▸ WHAT IS REQUIRED
The full set of entries below needs to be written out exactly.

▸ DATASET RECORDS
========================================================================
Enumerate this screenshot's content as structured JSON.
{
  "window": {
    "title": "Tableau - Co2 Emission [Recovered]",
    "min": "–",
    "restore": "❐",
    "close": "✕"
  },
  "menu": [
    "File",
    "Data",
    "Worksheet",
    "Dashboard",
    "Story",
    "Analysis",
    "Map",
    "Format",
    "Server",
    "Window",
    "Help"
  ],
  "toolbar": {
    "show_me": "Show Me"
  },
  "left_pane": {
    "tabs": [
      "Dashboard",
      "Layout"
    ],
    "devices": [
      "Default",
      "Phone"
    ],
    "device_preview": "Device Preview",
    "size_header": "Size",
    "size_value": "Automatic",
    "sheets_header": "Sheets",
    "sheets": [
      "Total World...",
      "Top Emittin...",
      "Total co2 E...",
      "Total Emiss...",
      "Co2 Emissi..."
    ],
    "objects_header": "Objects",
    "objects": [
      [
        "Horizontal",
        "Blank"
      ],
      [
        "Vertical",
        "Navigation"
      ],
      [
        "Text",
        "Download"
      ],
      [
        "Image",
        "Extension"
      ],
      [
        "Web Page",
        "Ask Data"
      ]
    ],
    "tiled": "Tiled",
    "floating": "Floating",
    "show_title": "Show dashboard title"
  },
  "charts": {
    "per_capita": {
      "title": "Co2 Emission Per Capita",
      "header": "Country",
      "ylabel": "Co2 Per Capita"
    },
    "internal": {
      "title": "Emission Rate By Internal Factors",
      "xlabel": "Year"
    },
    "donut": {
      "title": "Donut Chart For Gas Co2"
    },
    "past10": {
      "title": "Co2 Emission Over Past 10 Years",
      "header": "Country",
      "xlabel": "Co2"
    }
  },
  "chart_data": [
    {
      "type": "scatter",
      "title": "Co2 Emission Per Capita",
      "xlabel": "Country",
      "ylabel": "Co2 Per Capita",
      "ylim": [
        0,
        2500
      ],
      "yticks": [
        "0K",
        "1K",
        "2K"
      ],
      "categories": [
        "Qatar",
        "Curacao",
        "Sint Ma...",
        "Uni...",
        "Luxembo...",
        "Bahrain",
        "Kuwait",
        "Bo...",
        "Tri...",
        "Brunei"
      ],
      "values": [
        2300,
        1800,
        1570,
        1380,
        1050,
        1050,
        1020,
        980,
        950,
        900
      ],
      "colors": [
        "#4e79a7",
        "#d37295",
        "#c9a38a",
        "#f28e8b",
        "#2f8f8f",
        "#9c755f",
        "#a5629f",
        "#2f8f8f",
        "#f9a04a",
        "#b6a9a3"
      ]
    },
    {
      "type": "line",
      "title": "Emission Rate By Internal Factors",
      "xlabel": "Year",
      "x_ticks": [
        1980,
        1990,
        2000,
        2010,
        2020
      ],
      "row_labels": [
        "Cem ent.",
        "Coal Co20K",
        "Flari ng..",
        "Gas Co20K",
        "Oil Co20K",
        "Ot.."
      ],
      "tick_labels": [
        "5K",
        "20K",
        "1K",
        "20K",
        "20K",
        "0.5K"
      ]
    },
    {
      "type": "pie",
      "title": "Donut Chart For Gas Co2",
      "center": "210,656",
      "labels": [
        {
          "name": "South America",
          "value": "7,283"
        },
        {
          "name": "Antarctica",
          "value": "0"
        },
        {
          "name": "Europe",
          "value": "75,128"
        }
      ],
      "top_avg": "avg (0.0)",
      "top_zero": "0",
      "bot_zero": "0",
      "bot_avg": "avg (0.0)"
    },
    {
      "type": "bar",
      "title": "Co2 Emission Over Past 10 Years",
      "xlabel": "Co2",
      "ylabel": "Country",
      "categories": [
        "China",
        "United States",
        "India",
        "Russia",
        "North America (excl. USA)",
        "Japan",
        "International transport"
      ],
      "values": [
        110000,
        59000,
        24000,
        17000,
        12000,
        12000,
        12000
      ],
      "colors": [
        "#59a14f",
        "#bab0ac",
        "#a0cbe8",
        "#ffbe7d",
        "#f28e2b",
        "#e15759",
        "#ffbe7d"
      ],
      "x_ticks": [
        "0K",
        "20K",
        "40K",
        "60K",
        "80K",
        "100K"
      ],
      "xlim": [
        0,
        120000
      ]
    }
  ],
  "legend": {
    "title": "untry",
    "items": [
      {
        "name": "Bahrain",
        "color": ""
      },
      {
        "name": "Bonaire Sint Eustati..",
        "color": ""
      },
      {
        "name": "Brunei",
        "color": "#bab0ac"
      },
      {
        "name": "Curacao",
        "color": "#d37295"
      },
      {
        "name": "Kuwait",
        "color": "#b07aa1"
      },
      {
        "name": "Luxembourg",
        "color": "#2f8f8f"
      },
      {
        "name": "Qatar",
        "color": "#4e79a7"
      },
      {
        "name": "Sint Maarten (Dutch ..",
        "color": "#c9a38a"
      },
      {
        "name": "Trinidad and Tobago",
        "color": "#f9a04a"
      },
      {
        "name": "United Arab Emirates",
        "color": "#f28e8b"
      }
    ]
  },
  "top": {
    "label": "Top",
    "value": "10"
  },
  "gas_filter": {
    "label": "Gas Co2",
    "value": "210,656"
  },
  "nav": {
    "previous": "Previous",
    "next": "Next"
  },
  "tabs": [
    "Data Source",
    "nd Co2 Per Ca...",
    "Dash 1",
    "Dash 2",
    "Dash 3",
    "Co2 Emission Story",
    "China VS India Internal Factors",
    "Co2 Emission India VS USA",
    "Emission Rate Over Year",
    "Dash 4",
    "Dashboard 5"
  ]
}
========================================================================
▸ RESPONSE AREA
Enumerate this screenshot's content as structured JSON.
{
  "window": {
    "title": "Tableau - Co2 Emission [Recovered]",
    "min": "–",
    "restore": "❐",
    "close": "✕"
  },
  "menu": [
    "File",
    "Data",
    "Worksheet",
    "Dashboard",
    "Story",
    "Analysis",
    "Map",
    "Format",
    "Server",
    "Window",
    "Help"
  ],
  "toolbar": {
    "show_me": "Show Me"
  },
  "left_pane": {
    "tabs": [
      "Dashboard",
      "Layout"
    ],
    "devices": [
      "Default",
      "Phone"
    ],
    "device_preview": "Device Preview",
    "size_header": "Size",
    "size_value": "Automatic",
    "sheets_header": "Sheets",
    "sheets": [
      "Total World...",
      "Top Emittin...",
      "Total co2 E...",
      "Total Emiss...",
      "Co2 Emissi..."
    ],
    "objects_header": "Objects",
    "objects": [
      [
        "Horizontal",
        "Blank"
      ],
      [
        "Vertical",
        "Navigation"
      ],
      [
        "Text",
        "Download"
      ],
      [
        "Image",
        "Extension"
      ],
      [
        "Web Page",
        "Ask Data"
      ]
    ],
    "tiled": "Tiled",
    "floating": "Floating",
    "show_title": "Show dashboard title"
  },
  "charts": {
    "per_capita": {
      "title": "Co2 Emission Per Capita",
      "header": "Country",
      "ylabel": "Co2 Per Capita"
    },
    "internal": {
      "title": "Emission Rate By Internal Factors",
      "xlabel": "Year"
    },
    "donut": {
      "title": "Donut Chart For Gas Co2"
    },
    "past10": {
      "title": "Co2 Emission Over Past 10 Years",
      "header": "Country",
      "xlabel": "Co2"
    }
  },
  "chart_data": [
    {
      "type": "scatter",
      "title": "Co2 Emission Per Capita",
      "xlabel": "Country",
      "ylabel": "Co2 Per Capita",
      "ylim": [
        0,
        2500
      ],
      "yticks": [
        "0K",
        "1K",
        "2K"
      ],
      "categories": [
        "Qatar",
        "Curacao",
        "Sint Ma...",
        "Uni...",
        "Luxembo...",
        "Bahrain",
        "Kuwait",
        "Bo...",
        "Tri...",
        "Brunei"
      ],
      "values": [
        2300,
        1800,
        1570,
        1380,
        1050,
        1050,
        1020,
        980,
        950,
        900
      ],
      "colors": [
        "#4e79a7",
        "#d37295",
        "#c9a38a",
        "#f28e8b",
        "#2f8f8f",
        "#9c755f",
        "#a5629f",
        "#2f8f8f",
        "#f9a04a",
        "#b6a9a3"
      ]
    },
    {
      "type": "line",
      "title": "Emission Rate By Internal Factors",
      "xlabel": "Year",
      "x_ticks": [
        1980,
        1990,
        2000,
        2010,
        2020
      ],
      "row_labels": [
        "Cem ent.",
        "Coal Co20K",
        "Flari ng..",
        "Gas Co20K",
        "Oil Co20K",
        "Ot.."
      ],
      "tick_labels": [
        "5K",
        "20K",
        "1K",
        "20K",
        "20K",
        "0.5K"
      ]
    },
    {
      "type": "pie",
      "title": "Donut Chart For Gas Co2",
      "center": "210,656",
      "labels": [
        {
          "name": "South America",
          "value": "7,283"
        },
        {
          "name": "Antarctica",
          "value": "0"
        },
        {
          "name": "Europe",
          "value": "75,128"
        }
      ],
      "top_avg": "avg (0.0)",
      "top_zero": "0",
      "bot_zero": "0",
      "bot_avg": "avg (0.0)"
    },
    {
      "type": "bar",
      "title": "Co2 Emission Over Past 10 Years",
      "xlabel": "Co2",
      "ylabel": "Country",
      "categories": [
        "China",
        "United States",
        "India",
        "Russia",
        "North America (excl. USA)",
        "Japan",
        "International transport"
      ],
      "values": [
        110000,
        59000,
        24000,
        17000,
        12000,
        12000,
        12000
      ],
      "colors": [
        "#59a14f",
        "#bab0ac",
        "#a0cbe8",
        "#ffbe7d",
        "#f28e2b",
        "#e15759",
        "#ffbe7d"
      ],
      "x_ticks": [
        "0K",
        "20K",
        "40K",
        "60K",
        "80K",
        "100K"
      ],
      "xlim": [
        0,
        120000
      ]
    }
  ],
  "legend": {
    "title": "untry",
    "items": [
      {
        "name": "Bahrain",
        "color": ""
      },
      {
        "name": "Bonaire Sint Eustati..",
        "color": ""
      },
      {
        "name": "Brunei",
        "color": "#bab0ac"
      },
      {
        "name": "Curacao",
        "color": "#d37295"
      },
      {
        "name": "Kuwait",
        "color": "#b07aa1"
      },
      {
        "name": "Luxembourg",
        "color": "#2f8f8f"
      },
      {
        "name": "Qatar",
        "color": "#4e79a7"
      },
      {
        "name": "Sint Maarten (Dutch ..",
        "color": "#c9a38a"
      },
      {
        "name": "Trinidad and Tobago",
        "color": "#f9a04a"
      },
      {
        "name": "United Arab Emirates",
        "color": "#f28e8b"
      }
    ]
  },
  "top": {
    "label": "Top",
    "value": "10"
  },
  "gas_filter": {
    "label": "Gas Co2",
    "value": "210,656"
  },
  "nav": {
    "previous": "Previous",
    "next": "Next"
  },
  "tabs": [
    "Data Source",
    "nd Co2 Per Ca...",
    "Dash 1",
    "Dash 2",
    "Dash 3",
    "Co2 Emission Story",
    "China VS India Internal Factors",
    "Co2 Emission India VS USA",
    "Emission Rate Over Year",
    "Dash 4",
    "Dashboard 5"
  ]
}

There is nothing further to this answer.